I recently participated in a training/education session at a prominent hospital in Indianapolis. I participated in an eight hour session involving a 91 year old female cadaver. I was surprised, pleasantly, by the inclusion of other health care providers in the session. EMS professionals, a few nurses, and a couple of doctors participated and shared information among each other during the session. The staff leading the session were all paramedics with special training in the instruction and use of cadavers. I was informed that only seven or so people in Indiana have received this training.
One of the paramedics leading the session is also a funeral director.
The purpose of the session was to practice skills generally considered susceptible to skill decay with a primary focus on surgical and needle cricothyrotomy using traditional laryngoscopy and video laryngoscopy via a GlideScope. The bulk of the training session focused on the anatomy & physiology associated with the procedures. Alternate methods of determining landmarks were demonstrated and everyone in the session was evaluated and performed multiple identifications on our cadaver. Discussions included scenarios where improper landmark identification could become problematic.
We spent more than 75% of the allotted time on airway management. This included basic airway management using BVM, oral and nasal adjuncts, King Airway & CombiTubes, LMA insertion, and S.A.L.T device.
Tracheal intubations were practiced by all using both Macintosh and Miller blades as well as the video GlideScope. Everybody had the opportunity to perform as many intubations as they liked. Staff was very approachable and eager to offer tips and solutions to common problems associated with tracheal intubations in the field. Gum Bougie use was also demonstrated and utilized in our practice session as well as intubation without the device.
I was unaware of the S.A.L.T device as it isn’t used in my system. I found it particularly interesting since it may make tracheal intubations fast and easy. The general consensus was that if this device was all it is advertised to be it might very well be the best BLS oral adjunct option available.

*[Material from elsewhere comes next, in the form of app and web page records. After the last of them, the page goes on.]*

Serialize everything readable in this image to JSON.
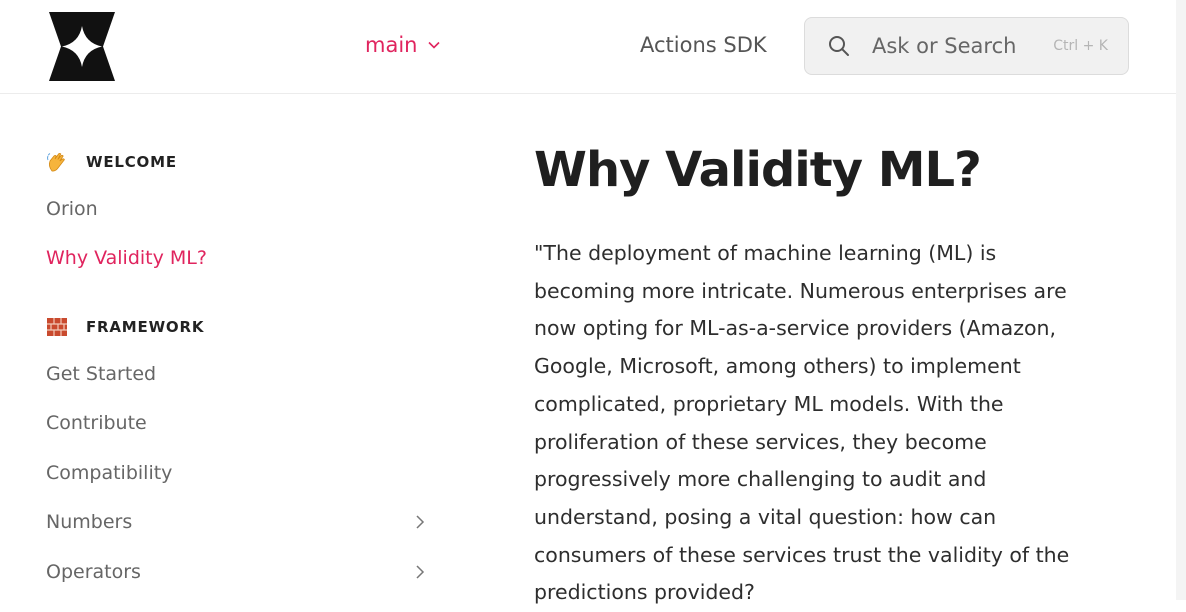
{
  "header": {
    "version_label": "main",
    "nav_link": "Actions SDK",
    "search_placeholder": "Ask or Search",
    "search_shortcut": "Ctrl + K"
  },
  "sidebar": {
    "sections": [
      {
        "title": "WELCOME",
        "icon": "waving-hand-icon",
        "items": [
          {
            "label": "Orion"
          },
          {
            "label": "Why Validity ML?",
            "active": true
          }
        ]
      },
      {
        "title": "FRAMEWORK",
        "icon": "brick-icon",
        "items": [
          {
            "label": "Get Started"
          },
          {
            "label": "Contribute"
          },
          {
            "label": "Compatibility"
          },
          {
            "label": "Numbers",
            "expandable": true
          },
          {
            "label": "Operators",
            "expandable": true
          }
        ]
      }
    ]
  },
  "page": {
    "title": "Why Validity ML?",
    "body": "\"The deployment of machine learning (ML) is becoming more intricate. Numerous enterprises are now opting for ML-as-a-service providers (Amazon, Google, Microsoft, among others) to implement complicated, proprietary ML models. With the proliferation of these services, they become progressively more challenging to audit and understand, posing a vital question: how can consumers of these services trust the validity of the predictions provided?"
  },
  "colors": {
    "accent": "#e0245e",
    "text": "#2e2e2e",
    "muted": "#666666"
  }
}
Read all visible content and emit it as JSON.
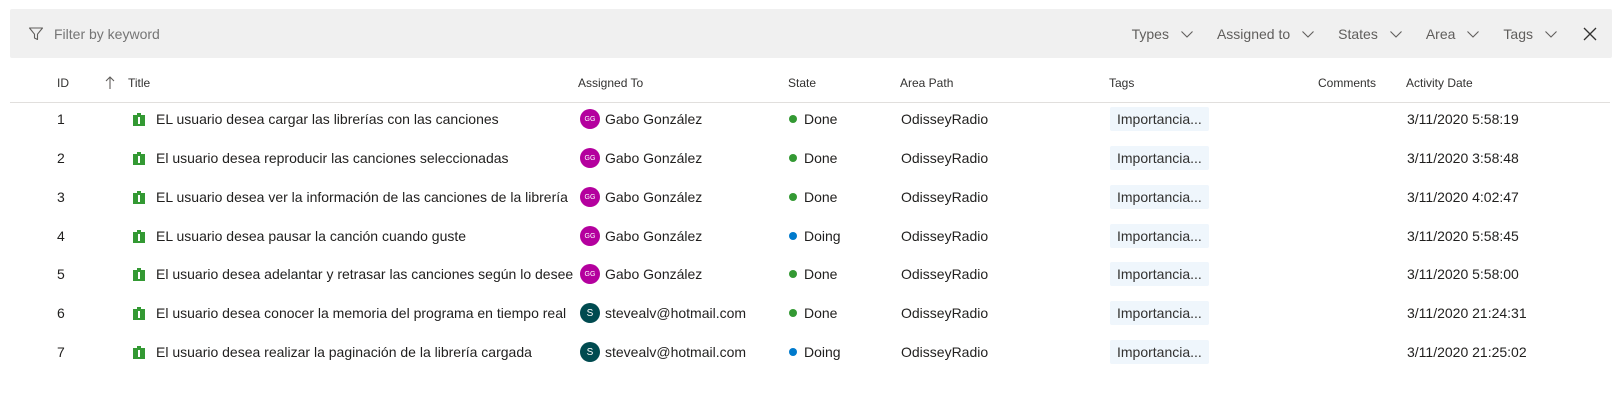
{
  "filter_bar": {
    "placeholder": "Filter by keyword",
    "dropdowns": [
      {
        "label": "Types"
      },
      {
        "label": "Assigned to"
      },
      {
        "label": "States"
      },
      {
        "label": "Area"
      },
      {
        "label": "Tags"
      }
    ]
  },
  "columns": {
    "id": "ID",
    "title": "Title",
    "assigned_to": "Assigned To",
    "state": "State",
    "area_path": "Area Path",
    "tags": "Tags",
    "comments": "Comments",
    "activity_date": "Activity Date"
  },
  "rows": [
    {
      "id": "1",
      "title": "EL usuario desea cargar las librerías con las canciones",
      "avatar": "GG",
      "assigned": "Gabo González",
      "state": "Done",
      "area": "OdisseyRadio",
      "tag": "Importancia...",
      "date": "3/11/2020 5:58:19"
    },
    {
      "id": "2",
      "title": "El usuario desea reproducir las canciones seleccionadas",
      "avatar": "GG",
      "assigned": "Gabo González",
      "state": "Done",
      "area": "OdisseyRadio",
      "tag": "Importancia...",
      "date": "3/11/2020 3:58:48"
    },
    {
      "id": "3",
      "title": "EL usuario desea ver la información de las canciones de la librería",
      "avatar": "GG",
      "assigned": "Gabo González",
      "state": "Done",
      "area": "OdisseyRadio",
      "tag": "Importancia...",
      "date": "3/11/2020 4:02:47"
    },
    {
      "id": "4",
      "title": "EL usuario desea pausar la canción cuando guste",
      "avatar": "GG",
      "assigned": "Gabo González",
      "state": "Doing",
      "area": "OdisseyRadio",
      "tag": "Importancia...",
      "date": "3/11/2020 5:58:45"
    },
    {
      "id": "5",
      "title": "El usuario desea adelantar y retrasar las canciones según lo desee",
      "avatar": "GG",
      "assigned": "Gabo González",
      "state": "Done",
      "area": "OdisseyRadio",
      "tag": "Importancia...",
      "date": "3/11/2020 5:58:00"
    },
    {
      "id": "6",
      "title": "El usuario desea conocer la memoria del programa en tiempo real",
      "avatar": "S",
      "assigned": "stevealv@hotmail.com",
      "state": "Done",
      "area": "OdisseyRadio",
      "tag": "Importancia...",
      "date": "3/11/2020 21:24:31"
    },
    {
      "id": "7",
      "title": "El usuario desea realizar la paginación de la librería cargada",
      "avatar": "S",
      "assigned": "stevealv@hotmail.com",
      "state": "Doing",
      "area": "OdisseyRadio",
      "tag": "Importancia...",
      "date": "3/11/2020 21:25:02"
    }
  ],
  "colors": {
    "done": "#339933",
    "doing": "#007acc",
    "avatar_gg": "#b4009e",
    "avatar_s": "#004b50",
    "work_item_icon": "#339933"
  },
  "icons": {
    "filter": "filter-icon",
    "chevron": "chevron-down-icon",
    "close": "close-icon",
    "sort": "sort-ascending-icon",
    "work_item": "user-story-icon"
  }
}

I wonder why it isn’t more prominent.
At the very least it should be an option in my opinion.
Read on …
After we finished with airway topics we moved on and practiced needle thoracostomy. Again the procedure is relatively easy. The hard part being the identification of the proper location. Our cadaver specimen was extremely easy to find the landmarks because she had such a small frame. Obviously landmark locations on larger persons may be harder to palpate. Particular attention was given to the “feel” of ventilation via BVM as one potential sign a needle decompression needs to take place. The pressure building up in the chest may make BVM ventilation feel “harder” as it is squeezed. This could potentially be one of the first easy indications that one should listen for bilateral chest sounds to diagnose possible tension pneumothorax. While this may be obvious for EMS personnel I learned that many nurses may be unfamiliar with tension pneumothorax simply because they work in areas, or specialties, where they don’t have the opportunity to address that issue.
Lastly everyone involved was able to perform a needle cricothyrotomy only one was allowed to perform the surgical variant while we all watched. Fortunately this wasn’t as big of a deal as I first thought because the staff took it very slow and, after each step in the process, took the time to have each participant step up to get a very close look. While making the incision would have been nice to experience I felt it more important that we all got multiple attempts practicing landmark identification. This was also important for the nurses who attended because this isn’t something they would normally do outside of an emergency room. I was told that even then a RT or a doctor would generally do the procedure.
Our final skill practice was IO access using the EZ-IO device. All of the medics knew how to do this but the nurses did not. So the staff demonstrated the device for them as we practiced on other extremities. Finding the proximal humerus proved to be the hardest part of the exercise. Here is a YouTube Video of the procedure I found:
After we finished practicing procedures we focused our attention to the paramedic staff as they removed the anterior chest cage to expose the underlying organs. Each organ was skillfully removed taking care to show important attachment points and structures that may be commonly associated with trauma and/or disease. Visualizing the ligamentum arteriousm as the heart is manipulated makes all that lecture about shearing injury from sudden deceleration more interesting. At least it was for me!
After removal of the organs of the chest and abdomen we watched as one of the orthopedic doctors began his study of the knee joint. We watched as he dissected the joint and explained the function and structure with regard to RA and OA and common injuries often associated with sport and activity to two fellow physicians. While his portion of the session was at the end of ours he did not mind taking questions from us and explained things in detail as he completed his task.
Overall I enjoyed this session and got a lot of anatomy and physiology associated with skills Paramedics perform in addition to valuable practice time. I was particularly pleased with the interaction with the Nurses and Physicians involved. If you are in the EMS profession you may have experienced a lack of recognition for what we do in our careers by other professionals. I am pleased to say that during this event I experienced the opposite. That was very refreshing. I wish I was allowed to identify the facility and the staff for their first class presentation and professionalism.
Enough of my rambling. Have you experienced things like this? What are your thoughts?